> SUPPLIED INFORMATION:
---

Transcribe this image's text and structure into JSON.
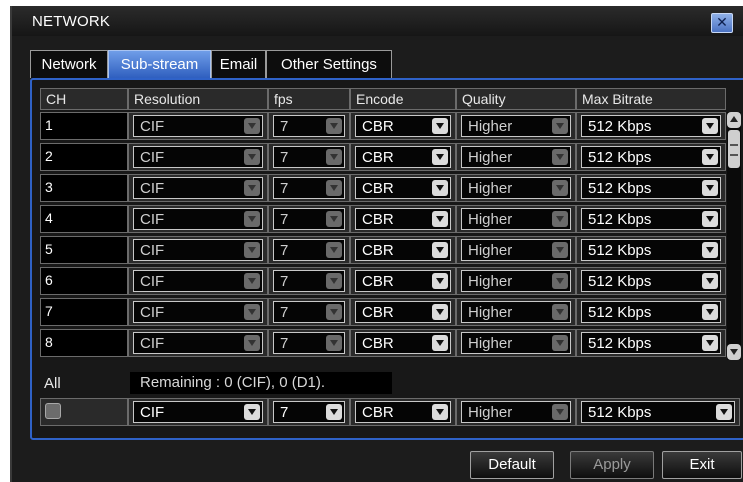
{
  "window": {
    "title": "NETWORK"
  },
  "tabs": [
    {
      "label": "Network",
      "active": false
    },
    {
      "label": "Sub-stream",
      "active": true
    },
    {
      "label": "Email",
      "active": false
    },
    {
      "label": "Other Settings",
      "active": false
    }
  ],
  "table": {
    "headers": [
      "CH",
      "Resolution",
      "fps",
      "Encode",
      "Quality",
      "Max Bitrate"
    ],
    "rows": [
      {
        "ch": "1",
        "resolution": "CIF",
        "fps": "7",
        "encode": "CBR",
        "quality": "Higher",
        "bitrate": "512 Kbps"
      },
      {
        "ch": "2",
        "resolution": "CIF",
        "fps": "7",
        "encode": "CBR",
        "quality": "Higher",
        "bitrate": "512 Kbps"
      },
      {
        "ch": "3",
        "resolution": "CIF",
        "fps": "7",
        "encode": "CBR",
        "quality": "Higher",
        "bitrate": "512 Kbps"
      },
      {
        "ch": "4",
        "resolution": "CIF",
        "fps": "7",
        "encode": "CBR",
        "quality": "Higher",
        "bitrate": "512 Kbps"
      },
      {
        "ch": "5",
        "resolution": "CIF",
        "fps": "7",
        "encode": "CBR",
        "quality": "Higher",
        "bitrate": "512 Kbps"
      },
      {
        "ch": "6",
        "resolution": "CIF",
        "fps": "7",
        "encode": "CBR",
        "quality": "Higher",
        "bitrate": "512 Kbps"
      },
      {
        "ch": "7",
        "resolution": "CIF",
        "fps": "7",
        "encode": "CBR",
        "quality": "Higher",
        "bitrate": "512 Kbps"
      },
      {
        "ch": "8",
        "resolution": "CIF",
        "fps": "7",
        "encode": "CBR",
        "quality": "Higher",
        "bitrate": "512 Kbps"
      }
    ]
  },
  "all_row": {
    "label": "All",
    "remaining": "Remaining : 0 (CIF), 0 (D1).",
    "checked": false,
    "resolution": "CIF",
    "fps": "7",
    "encode": "CBR",
    "quality": "Higher",
    "bitrate": "512 Kbps"
  },
  "buttons": {
    "default": "Default",
    "apply": "Apply",
    "exit": "Exit"
  },
  "colors": {
    "accent_blue": "#2f62c8",
    "active_tab": "#4a7fd6",
    "background": "#1c1c1c"
  },
  "icons": {
    "close": "close-x-icon",
    "dropdown": "chevron-down-icon",
    "scroll_up": "scroll-up-icon",
    "scroll_down": "scroll-down-icon"
  }
}
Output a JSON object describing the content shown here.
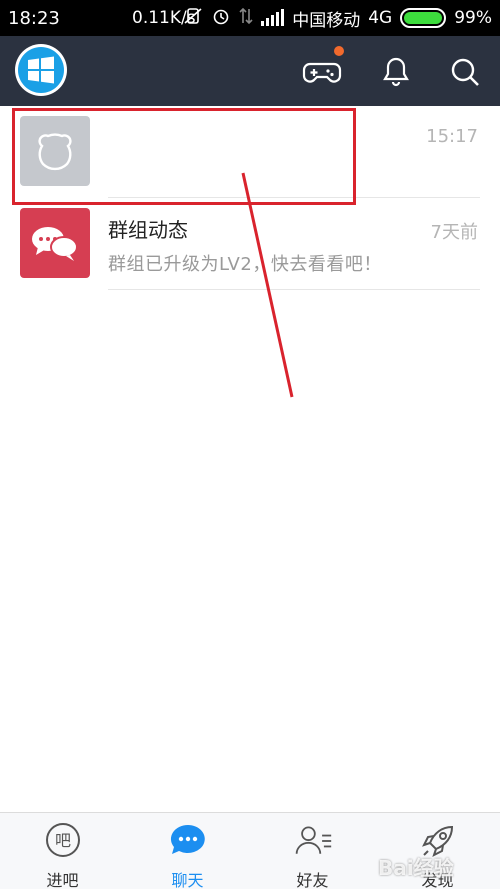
{
  "status_bar": {
    "time": "18:23",
    "speed": "0.11K/s",
    "carrier": "中国移动",
    "network": "4G",
    "battery": "99%"
  },
  "header": {
    "icons": [
      "windows-logo-icon",
      "gamepad-icon",
      "bell-icon",
      "search-icon"
    ],
    "accent": "#2b3240"
  },
  "chats": [
    {
      "name": "",
      "preview": "",
      "time": "15:17"
    },
    {
      "name": "群组动态",
      "preview": "群组已升级为LV2，快去看看吧！",
      "time": "7天前"
    }
  ],
  "nav": {
    "items": [
      {
        "label": "进吧",
        "icon": "chat-bubble-icon"
      },
      {
        "label": "聊天",
        "icon": "message-dots-icon",
        "active": true
      },
      {
        "label": "好友",
        "icon": "contacts-icon"
      },
      {
        "label": "发现",
        "icon": "rocket-icon"
      }
    ],
    "bubble_text": "吧"
  },
  "watermark": "Bai经验",
  "colors": {
    "active": "#1c8ef0",
    "highlight": "#d9232d",
    "group_avatar": "#d63e52"
  }
}
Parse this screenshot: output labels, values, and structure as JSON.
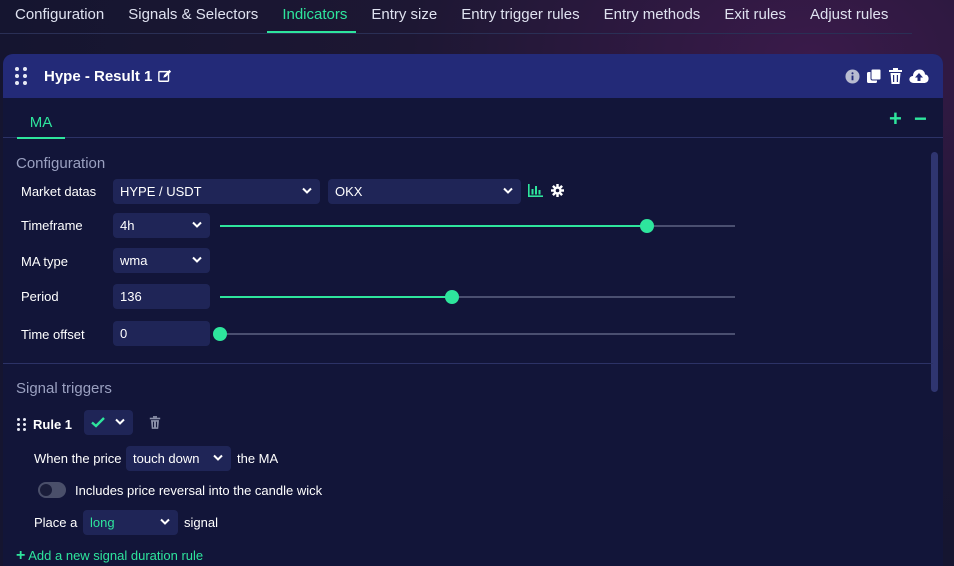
{
  "nav": {
    "tabs": [
      "Configuration",
      "Signals & Selectors",
      "Indicators",
      "Entry size",
      "Entry trigger rules",
      "Entry methods",
      "Exit rules",
      "Adjust rules"
    ],
    "active_index": 2
  },
  "panel": {
    "title": "Hype - Result 1",
    "subtab": "MA"
  },
  "configuration": {
    "section_title": "Configuration",
    "market_datas_label": "Market datas",
    "market_pair": "HYPE / USDT",
    "exchange": "OKX",
    "timeframe_label": "Timeframe",
    "timeframe_value": "4h",
    "timeframe_slider_fraction": 0.83,
    "ma_type_label": "MA type",
    "ma_type_value": "wma",
    "period_label": "Period",
    "period_value": "136",
    "period_slider_fraction": 0.45,
    "time_offset_label": "Time offset",
    "time_offset_value": "0",
    "time_offset_slider_fraction": 0.0
  },
  "signal_triggers": {
    "section_title": "Signal triggers",
    "rule_label": "Rule 1",
    "when_price_text": "When the price",
    "condition_value": "touch down",
    "the_ma_text": "the MA",
    "wick_toggle_label": "Includes price reversal into the candle wick",
    "place_a_text": "Place a",
    "direction_value": "long",
    "signal_text": "signal",
    "add_rule_link": "Add a new signal duration rule"
  },
  "colors": {
    "accent": "#2ee59d",
    "header_bg": "#232a78",
    "panel_bg": "#121539",
    "input_bg": "#1f2557"
  }
}
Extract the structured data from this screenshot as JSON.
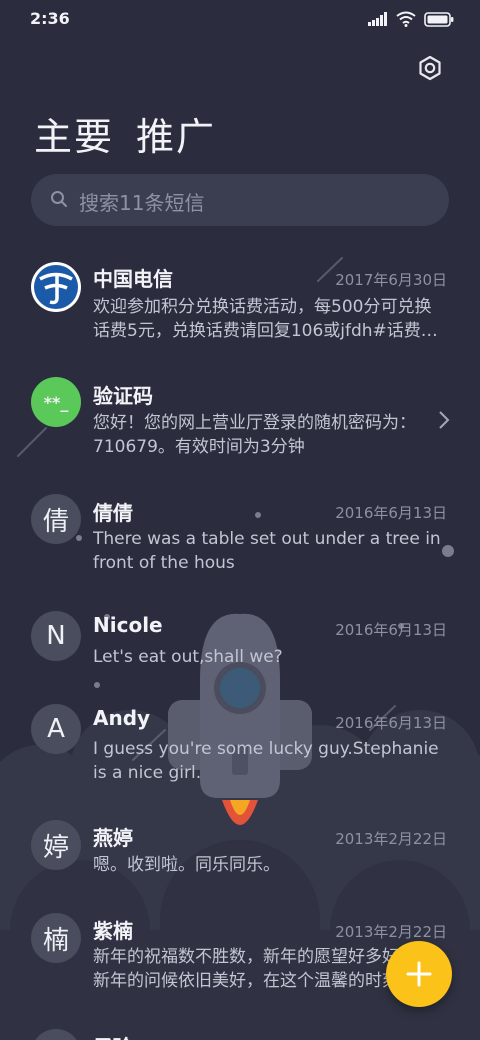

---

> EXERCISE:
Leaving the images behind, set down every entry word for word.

> EXERCISE SOLUTION:
Transcribe this image's text and structure into JSON.
{
  "window": {
    "title": "NETWORK"
  },
  "tabs": [
    {
      "label": "Network",
      "active": false
    },
    {
      "label": "Sub-stream",
      "active": true
    },
    {
      "label": "Email",
      "active": false
    },
    {
      "label": "Other Settings",
      "active": false
    }
  ],
  "table": {
    "headers": [
      "CH",
      "Resolution",
      "fps",
      "Encode",
      "Quality",
      "Max Bitrate"
    ],
    "rows": [
      {
        "ch": "1",
        "resolution": "CIF",
        "fps": "7",
        "encode": "CBR",
        "quality": "Higher",
        "bitrate": "512 Kbps"
      },
      {
        "ch": "2",
        "resolution": "CIF",
        "fps": "7",
        "encode": "CBR",
        "quality": "Higher",
        "bitrate": "512 Kbps"
      },
      {
        "ch": "3",
        "resolution": "CIF",
        "fps": "7",
        "encode": "CBR",
        "quality": "Higher",
        "bitrate": "512 Kbps"
      },
      {
        "ch": "4",
        "resolution": "CIF",
        "fps": "7",
        "encode": "CBR",
        "quality": "Higher",
        "bitrate": "512 Kbps"
      },
      {
        "ch": "5",
        "resolution": "CIF",
        "fps": "7",
        "encode": "CBR",
        "quality": "Higher",
        "bitrate": "512 Kbps"
      },
      {
        "ch": "6",
        "resolution": "CIF",
        "fps": "7",
        "encode": "CBR",
        "quality": "Higher",
        "bitrate": "512 Kbps"
      },
      {
        "ch": "7",
        "resolution": "CIF",
        "fps": "7",
        "encode": "CBR",
        "quality": "Higher",
        "bitrate": "512 Kbps"
      },
      {
        "ch": "8",
        "resolution": "CIF",
        "fps": "7",
        "encode": "CBR",
        "quality": "Higher",
        "bitrate": "512 Kbps"
      }
    ]
  },
  "all_row": {
    "label": "All",
    "remaining": "Remaining : 0 (CIF), 0 (D1).",
    "checked": false,
    "resolution": "CIF",
    "fps": "7",
    "encode": "CBR",
    "quality": "Higher",
    "bitrate": "512 Kbps"
  },
  "buttons": {
    "default": "Default",
    "apply": "Apply",
    "exit": "Exit"
  },
  "colors": {
    "accent_blue": "#2f62c8",
    "active_tab": "#4a7fd6",
    "background": "#1c1c1c"
  },
  "icons": {
    "close": "close-x-icon",
    "dropdown": "chevron-down-icon",
    "scroll_up": "scroll-up-icon",
    "scroll_down": "scroll-down-icon"
  }
}
Output a JSON object describing the content shown here.
{
  "status_bar": {
    "time": "18:23",
    "speed": "0.11K/s",
    "carrier": "中国移动",
    "network": "4G",
    "battery": "99%"
  },
  "header": {
    "icons": [
      "windows-logo-icon",
      "gamepad-icon",
      "bell-icon",
      "search-icon"
    ],
    "accent": "#2b3240"
  },
  "chats": [
    {
      "name": "",
      "preview": "",
      "time": "15:17"
    },
    {
      "name": "群组动态",
      "preview": "群组已升级为LV2，快去看看吧！",
      "time": "7天前"
    }
  ],
  "nav": {
    "items": [
      {
        "label": "进吧",
        "icon": "chat-bubble-icon"
      },
      {
        "label": "聊天",
        "icon": "message-dots-icon",
        "active": true
      },
      {
        "label": "好友",
        "icon": "contacts-icon"
      },
      {
        "label": "发现",
        "icon": "rocket-icon"
      }
    ],
    "bubble_text": "吧"
  },
  "watermark": "Bai经验",
  "colors": {
    "active": "#1c8ef0",
    "highlight": "#d9232d",
    "group_avatar": "#d63e52"
  }
}
Parse this screenshot: output labels, values, and structure as JSON.
{
  "nav": {
    "tabs": [
      "Configuration",
      "Signals & Selectors",
      "Indicators",
      "Entry size",
      "Entry trigger rules",
      "Entry methods",
      "Exit rules",
      "Adjust rules"
    ],
    "active_index": 2
  },
  "panel": {
    "title": "Hype - Result 1",
    "subtab": "MA"
  },
  "configuration": {
    "section_title": "Configuration",
    "market_datas_label": "Market datas",
    "market_pair": "HYPE / USDT",
    "exchange": "OKX",
    "timeframe_label": "Timeframe",
    "timeframe_value": "4h",
    "timeframe_slider_fraction": 0.83,
    "ma_type_label": "MA type",
    "ma_type_value": "wma",
    "period_label": "Period",
    "period_value": "136",
    "period_slider_fraction": 0.45,
    "time_offset_label": "Time offset",
    "time_offset_value": "0",
    "time_offset_slider_fraction": 0.0
  },
  "signal_triggers": {
    "section_title": "Signal triggers",
    "rule_label": "Rule 1",
    "when_price_text": "When the price",
    "condition_value": "touch down",
    "the_ma_text": "the MA",
    "wick_toggle_label": "Includes price reversal into the candle wick",
    "place_a_text": "Place a",
    "direction_value": "long",
    "signal_text": "signal",
    "add_rule_link": "Add a new signal duration rule"
  },
  "colors": {
    "accent": "#2ee59d",
    "header_bg": "#232a78",
    "panel_bg": "#121539",
    "input_bg": "#1f2557"
  }
}
Extract the structured data from this screenshot as JSON.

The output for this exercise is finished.